▶ **WORK ORDER**
For each line below with the word "objects", write out a copy.

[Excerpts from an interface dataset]

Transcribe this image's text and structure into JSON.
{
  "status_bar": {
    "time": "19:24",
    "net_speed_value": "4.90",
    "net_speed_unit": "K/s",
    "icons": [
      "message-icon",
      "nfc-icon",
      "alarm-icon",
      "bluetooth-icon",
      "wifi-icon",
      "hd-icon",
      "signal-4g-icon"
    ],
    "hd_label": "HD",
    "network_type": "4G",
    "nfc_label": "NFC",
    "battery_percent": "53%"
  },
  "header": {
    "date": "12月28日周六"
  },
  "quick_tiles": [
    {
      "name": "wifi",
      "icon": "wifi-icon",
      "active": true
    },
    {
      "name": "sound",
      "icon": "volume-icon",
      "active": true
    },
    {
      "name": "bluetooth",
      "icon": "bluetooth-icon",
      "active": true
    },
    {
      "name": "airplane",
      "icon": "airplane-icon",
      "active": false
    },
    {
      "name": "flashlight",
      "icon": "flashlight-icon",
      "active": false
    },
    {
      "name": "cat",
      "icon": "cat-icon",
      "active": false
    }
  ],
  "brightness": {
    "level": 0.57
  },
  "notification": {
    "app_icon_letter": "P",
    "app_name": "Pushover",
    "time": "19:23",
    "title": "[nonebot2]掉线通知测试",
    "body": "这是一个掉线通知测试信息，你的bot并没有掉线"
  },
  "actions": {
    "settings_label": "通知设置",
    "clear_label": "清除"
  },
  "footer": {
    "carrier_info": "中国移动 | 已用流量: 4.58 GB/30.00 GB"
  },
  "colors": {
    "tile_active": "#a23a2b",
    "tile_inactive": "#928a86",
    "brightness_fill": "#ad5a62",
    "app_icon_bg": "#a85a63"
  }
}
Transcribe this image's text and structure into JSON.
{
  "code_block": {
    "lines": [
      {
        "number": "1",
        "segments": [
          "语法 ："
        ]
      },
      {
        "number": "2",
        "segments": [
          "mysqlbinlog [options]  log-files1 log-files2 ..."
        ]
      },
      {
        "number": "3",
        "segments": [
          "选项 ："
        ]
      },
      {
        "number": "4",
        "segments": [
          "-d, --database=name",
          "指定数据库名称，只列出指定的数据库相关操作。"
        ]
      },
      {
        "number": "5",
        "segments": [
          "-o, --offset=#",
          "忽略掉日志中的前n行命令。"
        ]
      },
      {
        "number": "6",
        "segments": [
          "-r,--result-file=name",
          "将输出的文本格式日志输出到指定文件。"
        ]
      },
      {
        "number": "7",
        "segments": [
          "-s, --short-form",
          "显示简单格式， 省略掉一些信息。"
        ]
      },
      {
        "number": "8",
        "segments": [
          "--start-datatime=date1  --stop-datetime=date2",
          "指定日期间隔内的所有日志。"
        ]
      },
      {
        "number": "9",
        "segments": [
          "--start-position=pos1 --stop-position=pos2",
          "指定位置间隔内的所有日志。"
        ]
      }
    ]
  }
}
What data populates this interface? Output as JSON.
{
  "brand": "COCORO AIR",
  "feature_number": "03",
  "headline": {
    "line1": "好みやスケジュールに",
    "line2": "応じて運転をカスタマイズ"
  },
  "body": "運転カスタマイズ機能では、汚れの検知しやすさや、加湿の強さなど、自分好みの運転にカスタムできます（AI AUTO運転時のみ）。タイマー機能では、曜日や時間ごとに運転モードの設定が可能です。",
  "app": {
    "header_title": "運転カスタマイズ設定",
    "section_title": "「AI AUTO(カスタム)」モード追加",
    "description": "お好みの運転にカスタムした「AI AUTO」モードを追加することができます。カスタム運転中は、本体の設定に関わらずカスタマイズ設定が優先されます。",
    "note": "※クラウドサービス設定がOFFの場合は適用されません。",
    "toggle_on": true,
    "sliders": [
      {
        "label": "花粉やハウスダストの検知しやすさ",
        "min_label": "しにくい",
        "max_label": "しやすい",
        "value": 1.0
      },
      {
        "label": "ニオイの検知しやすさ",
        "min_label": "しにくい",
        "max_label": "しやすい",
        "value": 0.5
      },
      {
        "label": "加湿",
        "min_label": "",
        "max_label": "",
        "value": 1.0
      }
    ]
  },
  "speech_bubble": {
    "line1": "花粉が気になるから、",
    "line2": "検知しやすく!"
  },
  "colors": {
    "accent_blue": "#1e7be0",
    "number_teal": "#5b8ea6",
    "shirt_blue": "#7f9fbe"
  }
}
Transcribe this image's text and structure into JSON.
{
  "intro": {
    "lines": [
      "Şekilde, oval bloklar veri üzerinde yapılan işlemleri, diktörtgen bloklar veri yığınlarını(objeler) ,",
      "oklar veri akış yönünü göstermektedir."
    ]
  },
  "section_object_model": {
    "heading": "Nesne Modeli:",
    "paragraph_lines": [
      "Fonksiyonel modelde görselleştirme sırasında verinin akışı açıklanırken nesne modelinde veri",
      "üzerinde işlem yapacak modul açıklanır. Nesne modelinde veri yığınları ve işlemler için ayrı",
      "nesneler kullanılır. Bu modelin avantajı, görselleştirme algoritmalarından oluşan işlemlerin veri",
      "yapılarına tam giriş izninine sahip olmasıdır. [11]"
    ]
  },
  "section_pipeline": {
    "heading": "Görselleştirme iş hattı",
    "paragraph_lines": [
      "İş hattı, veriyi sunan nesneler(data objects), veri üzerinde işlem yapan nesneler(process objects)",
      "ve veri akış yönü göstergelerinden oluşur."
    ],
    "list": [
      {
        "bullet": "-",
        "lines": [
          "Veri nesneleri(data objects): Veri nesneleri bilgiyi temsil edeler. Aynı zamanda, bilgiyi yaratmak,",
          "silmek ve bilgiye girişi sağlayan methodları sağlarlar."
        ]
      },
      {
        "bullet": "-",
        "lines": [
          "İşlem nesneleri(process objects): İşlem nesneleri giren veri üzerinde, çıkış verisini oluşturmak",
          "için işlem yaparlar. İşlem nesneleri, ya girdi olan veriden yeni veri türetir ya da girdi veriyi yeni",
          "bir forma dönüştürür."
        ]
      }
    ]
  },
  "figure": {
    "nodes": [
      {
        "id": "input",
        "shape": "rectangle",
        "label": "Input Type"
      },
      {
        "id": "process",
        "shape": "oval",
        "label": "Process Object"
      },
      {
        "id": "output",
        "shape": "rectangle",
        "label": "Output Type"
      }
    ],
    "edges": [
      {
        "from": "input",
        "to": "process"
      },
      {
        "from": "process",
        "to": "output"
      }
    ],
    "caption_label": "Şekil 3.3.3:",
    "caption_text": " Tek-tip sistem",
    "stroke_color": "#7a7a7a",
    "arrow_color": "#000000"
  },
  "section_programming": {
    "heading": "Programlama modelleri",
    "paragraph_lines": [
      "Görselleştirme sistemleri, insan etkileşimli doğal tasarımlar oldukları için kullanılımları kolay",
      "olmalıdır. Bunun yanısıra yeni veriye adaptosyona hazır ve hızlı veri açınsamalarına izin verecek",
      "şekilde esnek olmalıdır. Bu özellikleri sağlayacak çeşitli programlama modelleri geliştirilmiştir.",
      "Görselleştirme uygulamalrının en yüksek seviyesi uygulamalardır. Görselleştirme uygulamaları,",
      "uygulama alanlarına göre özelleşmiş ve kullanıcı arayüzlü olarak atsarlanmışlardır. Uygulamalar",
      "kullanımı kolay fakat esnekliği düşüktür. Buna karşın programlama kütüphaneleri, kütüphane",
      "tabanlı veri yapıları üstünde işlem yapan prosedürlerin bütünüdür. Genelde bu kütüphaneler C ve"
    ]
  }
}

▶ **WRITTEN ANSWER**
      "İş hattı, veriyi sunan nesneler(data objects), veri üzerinde işlem yapan nesneler(process objects)",
          "Veri nesneleri(data objects): Veri nesneleri bilgiyi temsil edeler. Aynı zamanda, bilgiyi yaratmak,",
          "İşlem nesneleri(process objects): İşlem nesneleri giren veri üzerinde, çıkış verisini oluşturmak",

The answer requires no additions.